Quote all entries in full, exactly.

Content starts

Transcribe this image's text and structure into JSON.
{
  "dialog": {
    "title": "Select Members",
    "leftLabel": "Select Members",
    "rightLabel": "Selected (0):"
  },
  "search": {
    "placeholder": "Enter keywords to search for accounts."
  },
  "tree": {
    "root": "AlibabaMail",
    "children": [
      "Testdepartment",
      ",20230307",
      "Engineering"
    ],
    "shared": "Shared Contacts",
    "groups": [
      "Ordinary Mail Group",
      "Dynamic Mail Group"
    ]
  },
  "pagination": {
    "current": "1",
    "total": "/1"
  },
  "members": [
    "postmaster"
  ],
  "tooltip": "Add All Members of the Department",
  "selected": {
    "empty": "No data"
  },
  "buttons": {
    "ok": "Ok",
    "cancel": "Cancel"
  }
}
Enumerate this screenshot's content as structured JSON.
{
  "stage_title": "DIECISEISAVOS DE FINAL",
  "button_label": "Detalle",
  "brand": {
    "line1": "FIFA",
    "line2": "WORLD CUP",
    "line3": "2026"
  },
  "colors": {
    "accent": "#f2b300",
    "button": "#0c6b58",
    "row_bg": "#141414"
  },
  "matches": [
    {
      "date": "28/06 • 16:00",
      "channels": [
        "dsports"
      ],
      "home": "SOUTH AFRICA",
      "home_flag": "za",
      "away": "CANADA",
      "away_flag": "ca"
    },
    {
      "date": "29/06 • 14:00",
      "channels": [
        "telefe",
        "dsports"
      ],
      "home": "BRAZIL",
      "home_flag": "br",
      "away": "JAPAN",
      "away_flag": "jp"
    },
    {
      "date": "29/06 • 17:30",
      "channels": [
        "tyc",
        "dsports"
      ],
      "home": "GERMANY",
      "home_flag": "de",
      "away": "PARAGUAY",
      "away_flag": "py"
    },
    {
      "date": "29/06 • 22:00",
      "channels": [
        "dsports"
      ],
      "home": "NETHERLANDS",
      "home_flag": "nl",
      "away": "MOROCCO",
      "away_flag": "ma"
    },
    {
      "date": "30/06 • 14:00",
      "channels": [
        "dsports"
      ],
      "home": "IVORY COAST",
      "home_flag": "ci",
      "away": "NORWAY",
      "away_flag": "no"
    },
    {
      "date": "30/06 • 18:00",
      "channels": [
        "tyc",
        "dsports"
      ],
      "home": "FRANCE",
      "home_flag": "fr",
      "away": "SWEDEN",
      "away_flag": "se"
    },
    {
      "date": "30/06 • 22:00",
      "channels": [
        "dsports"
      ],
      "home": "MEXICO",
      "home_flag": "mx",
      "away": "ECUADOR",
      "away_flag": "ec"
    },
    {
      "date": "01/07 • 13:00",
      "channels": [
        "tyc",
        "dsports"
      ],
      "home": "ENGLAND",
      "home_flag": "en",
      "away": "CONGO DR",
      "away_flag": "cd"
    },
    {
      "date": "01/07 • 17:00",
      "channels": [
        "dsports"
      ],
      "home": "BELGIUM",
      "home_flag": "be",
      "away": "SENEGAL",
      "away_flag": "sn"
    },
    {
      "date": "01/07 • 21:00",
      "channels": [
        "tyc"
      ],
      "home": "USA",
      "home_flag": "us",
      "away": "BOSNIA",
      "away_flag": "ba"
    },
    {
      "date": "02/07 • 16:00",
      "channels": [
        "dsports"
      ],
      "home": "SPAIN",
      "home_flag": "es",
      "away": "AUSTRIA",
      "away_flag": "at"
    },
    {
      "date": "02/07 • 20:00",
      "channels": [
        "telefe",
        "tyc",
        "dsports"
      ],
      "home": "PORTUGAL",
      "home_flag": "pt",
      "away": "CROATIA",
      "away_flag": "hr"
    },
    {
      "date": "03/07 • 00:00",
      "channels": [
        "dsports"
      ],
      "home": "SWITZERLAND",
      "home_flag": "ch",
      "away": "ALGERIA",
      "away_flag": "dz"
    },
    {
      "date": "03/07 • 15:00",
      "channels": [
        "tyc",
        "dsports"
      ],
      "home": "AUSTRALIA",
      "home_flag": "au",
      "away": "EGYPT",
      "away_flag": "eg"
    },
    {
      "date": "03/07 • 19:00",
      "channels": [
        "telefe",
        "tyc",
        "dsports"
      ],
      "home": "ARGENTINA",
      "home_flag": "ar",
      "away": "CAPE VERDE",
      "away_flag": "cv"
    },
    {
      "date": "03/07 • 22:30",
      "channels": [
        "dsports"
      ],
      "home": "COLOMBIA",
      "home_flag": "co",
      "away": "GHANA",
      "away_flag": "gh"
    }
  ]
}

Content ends

YOUR RESPONSE:
Transcribe this image's text and structure into JSON.
{
  "dialog": {
    "title": "Select Members",
    "leftLabel": "Select Members",
    "rightLabel": "Selected (0):"
  },
  "search": {
    "placeholder": "Enter keywords to search for accounts."
  },
  "tree": {
    "root": "AlibabaMail",
    "children": [
      "Testdepartment",
      ",20230307",
      "Engineering"
    ],
    "shared": "Shared Contacts",
    "groups": [
      "Ordinary Mail Group",
      "Dynamic Mail Group"
    ]
  },
  "pagination": {
    "current": "1",
    "total": "/1"
  },
  "members": [
    "postmaster"
  ],
  "tooltip": "Add All Members of the Department",
  "selected": {
    "empty": "No data"
  },
  "buttons": {
    "ok": "Ok",
    "cancel": "Cancel"
  }
}
Enumerate this screenshot's content as structured JSON.
{
  "stage_title": "DIECISEISAVOS DE FINAL",
  "button_label": "Detalle",
  "brand": {
    "line1": "FIFA",
    "line2": "WORLD CUP",
    "line3": "2026"
  },
  "colors": {
    "accent": "#f2b300",
    "button": "#0c6b58",
    "row_bg": "#141414"
  },
  "matches": [
    {
      "date": "28/06 • 16:00",
      "channels": [
        "dsports"
      ],
      "home": "SOUTH AFRICA",
      "home_flag": "za",
      "away": "CANADA",
      "away_flag": "ca"
    },
    {
      "date": "29/06 • 14:00",
      "channels": [
        "telefe",
        "dsports"
      ],
      "home": "BRAZIL",
      "home_flag": "br",
      "away": "JAPAN",
      "away_flag": "jp"
    },
    {
      "date": "29/06 • 17:30",
      "channels": [
        "tyc",
        "dsports"
      ],
      "home": "GERMANY",
      "home_flag": "de",
      "away": "PARAGUAY",
      "away_flag": "py"
    },
    {
      "date": "29/06 • 22:00",
      "channels": [
        "dsports"
      ],
      "home": "NETHERLANDS",
      "home_flag": "nl",
      "away": "MOROCCO",
      "away_flag": "ma"
    },
    {
      "date": "30/06 • 14:00",
      "channels": [
        "dsports"
      ],
      "home": "IVORY COAST",
      "home_flag": "ci",
      "away": "NORWAY",
      "away_flag": "no"
    },
    {
      "date": "30/06 • 18:00",
      "channels": [
        "tyc",
        "dsports"
      ],
      "home": "FRANCE",
      "home_flag": "fr",
      "away": "SWEDEN",
      "away_flag": "se"
    },
    {
      "date": "30/06 • 22:00",
      "channels": [
        "dsports"
      ],
      "home": "MEXICO",
      "home_flag": "mx",
      "away": "ECUADOR",
      "away_flag": "ec"
    },
    {
      "date": "01/07 • 13:00",
      "channels": [
        "tyc",
        "dsports"
      ],
      "home": "ENGLAND",
      "home_flag": "en",
      "away": "CONGO DR",
      "away_flag": "cd"
    },
    {
      "date": "01/07 • 17:00",
      "channels": [
        "dsports"
      ],
      "home": "BELGIUM",
      "home_flag": "be",
      "away": "SENEGAL",
      "away_flag": "sn"
    },
    {
      "date": "01/07 • 21:00",
      "channels": [
        "tyc"
      ],
      "home": "USA",
      "home_flag": "us",
      "away": "BOSNIA",
      "away_flag": "ba"
    },
    {
      "date": "02/07 • 16:00",
      "channels": [
        "dsports"
      ],
      "home": "SPAIN",
      "home_flag": "es",
      "away": "AUSTRIA",
      "away_flag": "at"
    },
    {
      "date": "02/07 • 20:00",
      "channels": [
        "telefe",
        "tyc",
        "dsports"
      ],
      "home": "PORTUGAL",
      "home_flag": "pt",
      "away": "CROATIA",
      "away_flag": "hr"
    },
    {
      "date": "03/07 • 00:00",
      "channels": [
        "dsports"
      ],
      "home": "SWITZERLAND",
      "home_flag": "ch",
      "away": "ALGERIA",
      "away_flag": "dz"
    },
    {
      "date": "03/07 • 15:00",
      "channels": [
        "tyc",
        "dsports"
      ],
      "home": "AUSTRALIA",
      "home_flag": "au",
      "away": "EGYPT",
      "away_flag": "eg"
    },
    {
      "date": "03/07 • 19:00",
      "channels": [
        "telefe",
        "tyc",
        "dsports"
      ],
      "home": "ARGENTINA",
      "home_flag": "ar",
      "away": "CAPE VERDE",
      "away_flag": "cv"
    },
    {
      "date": "03/07 • 22:30",
      "channels": [
        "dsports"
      ],
      "home": "COLOMBIA",
      "home_flag": "co",
      "away": "GHANA",
      "away_flag": "gh"
    }
  ]
}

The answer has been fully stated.